When you start dating someone new you generally worry about things like whether their family will like you or if they’re a good kisser, I can’t say that in my 7 years or so of dating, I’d ever worried about whether they supported equal rights. Some people, I’ve found, have a relationship check list. A few deal breakers, some indulgences and maybe a fetish or too secretly slipped in there. Eye colour, senses of humour, shoe size, career, bank accounts, whips and a 6 month lease. Mine has always included the following: they must be taller than me, a non-smoker, smart, motivated and care about their appearance. If they’re willing to have an open mind in the bedroom that won’t hurt their chances either. After this recent encounter I’m going to have to consider expanding my list. Trying to find a way to casually drop ‘So what do you think of Vladmir Putin?’ into a conversation may prove difficult, but necessary. I created my checklist while I was still wearing a school uniform every day, listening to Jesse McCartney and had posters of Adam Brody on my wall, but apparently this is one of those things grown ups need to think about when dating that I still haven’t adjusted to.
Probably the weirdest part of this encounter is how it ended. Rather than storm out in indignation, I stayed. I stayed throughout the argument out of shock, a desire to make my point and because some strange part of me was actually interested in this rare and passionate creature. I wanted to know how he’d come to these conclusions, how he’d ended up on the total opposite side of the spectrum to me even though we’d been brought up in the same time and society. By the end of our argument it was about 4am, I was half an hour from home and was filled with a burning desire to have the last say. So in true Lorelai Gilmore fashion, I crawled into bed next to him, rolled over and stewed in my own stubbornness. I laid there and contemplated how one was supposed to date someone with whom they shared completely opposite views. I feel that those views are a representation of more fundamental aspects of someone’s character. But surely people had made it work before? We hadn’t spoken for about ten minutes when I asked him how much longer he thought the two of us would be hanging out.
“Probably not much longer” was all I got.

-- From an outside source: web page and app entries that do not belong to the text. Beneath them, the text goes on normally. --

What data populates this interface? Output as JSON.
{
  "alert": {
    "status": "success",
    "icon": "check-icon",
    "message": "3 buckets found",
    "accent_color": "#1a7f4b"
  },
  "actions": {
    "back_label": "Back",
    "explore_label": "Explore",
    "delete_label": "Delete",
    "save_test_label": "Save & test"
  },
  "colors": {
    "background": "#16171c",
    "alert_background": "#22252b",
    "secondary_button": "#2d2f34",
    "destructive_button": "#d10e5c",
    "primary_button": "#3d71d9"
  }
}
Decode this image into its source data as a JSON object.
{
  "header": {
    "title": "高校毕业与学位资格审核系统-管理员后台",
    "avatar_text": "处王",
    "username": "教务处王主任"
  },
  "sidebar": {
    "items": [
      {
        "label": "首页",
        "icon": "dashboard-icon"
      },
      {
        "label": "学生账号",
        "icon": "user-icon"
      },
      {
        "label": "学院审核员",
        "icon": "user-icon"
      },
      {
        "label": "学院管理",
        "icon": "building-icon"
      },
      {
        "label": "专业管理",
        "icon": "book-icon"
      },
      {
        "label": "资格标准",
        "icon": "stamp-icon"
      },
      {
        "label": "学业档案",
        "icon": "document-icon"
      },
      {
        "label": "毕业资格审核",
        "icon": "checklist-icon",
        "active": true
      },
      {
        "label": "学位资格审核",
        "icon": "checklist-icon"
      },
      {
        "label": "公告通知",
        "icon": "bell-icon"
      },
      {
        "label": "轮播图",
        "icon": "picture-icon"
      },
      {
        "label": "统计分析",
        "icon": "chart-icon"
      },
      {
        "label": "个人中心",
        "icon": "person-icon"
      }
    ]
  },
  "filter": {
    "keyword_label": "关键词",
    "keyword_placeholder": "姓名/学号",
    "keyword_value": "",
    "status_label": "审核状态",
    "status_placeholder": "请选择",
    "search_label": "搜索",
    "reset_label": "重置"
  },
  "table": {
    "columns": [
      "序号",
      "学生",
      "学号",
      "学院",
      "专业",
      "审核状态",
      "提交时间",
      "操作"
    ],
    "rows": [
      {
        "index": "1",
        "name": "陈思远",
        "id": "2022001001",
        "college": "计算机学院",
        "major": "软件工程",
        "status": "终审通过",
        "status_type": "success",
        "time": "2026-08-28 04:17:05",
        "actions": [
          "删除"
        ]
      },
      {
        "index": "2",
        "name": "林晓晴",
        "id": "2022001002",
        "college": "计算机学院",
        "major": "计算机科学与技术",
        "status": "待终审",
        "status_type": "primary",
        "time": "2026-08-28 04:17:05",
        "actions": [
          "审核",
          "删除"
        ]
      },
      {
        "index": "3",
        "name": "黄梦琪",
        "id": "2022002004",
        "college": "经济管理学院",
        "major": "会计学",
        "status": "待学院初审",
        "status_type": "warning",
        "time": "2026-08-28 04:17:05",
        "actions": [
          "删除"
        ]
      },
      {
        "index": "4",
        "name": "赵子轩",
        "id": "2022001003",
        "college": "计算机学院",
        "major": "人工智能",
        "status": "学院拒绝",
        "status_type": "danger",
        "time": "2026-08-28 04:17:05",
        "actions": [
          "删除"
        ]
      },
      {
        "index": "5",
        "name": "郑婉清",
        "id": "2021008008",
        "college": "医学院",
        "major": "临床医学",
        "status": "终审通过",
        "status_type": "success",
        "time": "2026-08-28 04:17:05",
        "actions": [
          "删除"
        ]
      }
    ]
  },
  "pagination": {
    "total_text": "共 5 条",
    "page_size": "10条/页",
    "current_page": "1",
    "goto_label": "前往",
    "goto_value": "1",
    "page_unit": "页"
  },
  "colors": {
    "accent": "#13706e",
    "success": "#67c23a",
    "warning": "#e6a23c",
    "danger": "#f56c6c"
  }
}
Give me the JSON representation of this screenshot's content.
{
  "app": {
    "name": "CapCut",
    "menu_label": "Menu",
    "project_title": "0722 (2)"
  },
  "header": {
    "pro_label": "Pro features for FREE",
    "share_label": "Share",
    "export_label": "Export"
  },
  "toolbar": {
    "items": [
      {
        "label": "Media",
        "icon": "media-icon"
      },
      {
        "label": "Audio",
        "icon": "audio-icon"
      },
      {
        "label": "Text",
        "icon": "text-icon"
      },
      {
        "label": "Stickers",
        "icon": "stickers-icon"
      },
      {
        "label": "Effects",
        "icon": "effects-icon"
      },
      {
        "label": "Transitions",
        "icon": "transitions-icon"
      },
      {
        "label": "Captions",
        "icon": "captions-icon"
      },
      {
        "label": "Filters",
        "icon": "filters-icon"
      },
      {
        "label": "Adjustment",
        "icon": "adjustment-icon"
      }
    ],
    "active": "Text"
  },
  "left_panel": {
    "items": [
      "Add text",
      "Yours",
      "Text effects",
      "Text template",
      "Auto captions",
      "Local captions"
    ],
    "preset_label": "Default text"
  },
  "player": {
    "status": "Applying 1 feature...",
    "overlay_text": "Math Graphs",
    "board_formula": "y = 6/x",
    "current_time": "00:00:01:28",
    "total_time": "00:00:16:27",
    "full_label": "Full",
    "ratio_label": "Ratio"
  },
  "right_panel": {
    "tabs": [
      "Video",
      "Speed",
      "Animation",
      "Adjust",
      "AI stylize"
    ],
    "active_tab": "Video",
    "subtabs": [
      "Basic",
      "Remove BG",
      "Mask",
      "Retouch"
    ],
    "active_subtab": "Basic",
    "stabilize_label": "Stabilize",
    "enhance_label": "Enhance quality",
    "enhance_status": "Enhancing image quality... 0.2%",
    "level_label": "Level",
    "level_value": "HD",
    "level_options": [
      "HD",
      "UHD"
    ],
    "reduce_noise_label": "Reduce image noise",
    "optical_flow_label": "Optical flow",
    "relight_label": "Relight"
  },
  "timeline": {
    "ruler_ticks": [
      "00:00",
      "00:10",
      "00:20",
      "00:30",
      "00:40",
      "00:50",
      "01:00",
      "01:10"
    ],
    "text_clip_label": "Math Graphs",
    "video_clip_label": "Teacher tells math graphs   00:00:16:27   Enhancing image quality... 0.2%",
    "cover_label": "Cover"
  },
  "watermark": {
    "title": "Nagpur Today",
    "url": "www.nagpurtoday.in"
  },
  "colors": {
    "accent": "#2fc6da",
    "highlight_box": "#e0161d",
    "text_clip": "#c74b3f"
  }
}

But it seems he was just as intrigued and drawn in by my passion for what I believed in as I was by his, because he invited me to dinner a few days later, and I went. I don’t know if people like us could ever have a real, long-term relationship, although I know now that I won’t be having one with him, but I couldn’t resist the opportunity for another deep sea dive into his mind. I got sucked in by my own inability to walk away from a debate. But regardless of how all that turns out, at least I know one good thing came from this experience, my newfound interest in politics is bound to help me understand all the jokes I’ve been missing on The Simpsons all these years.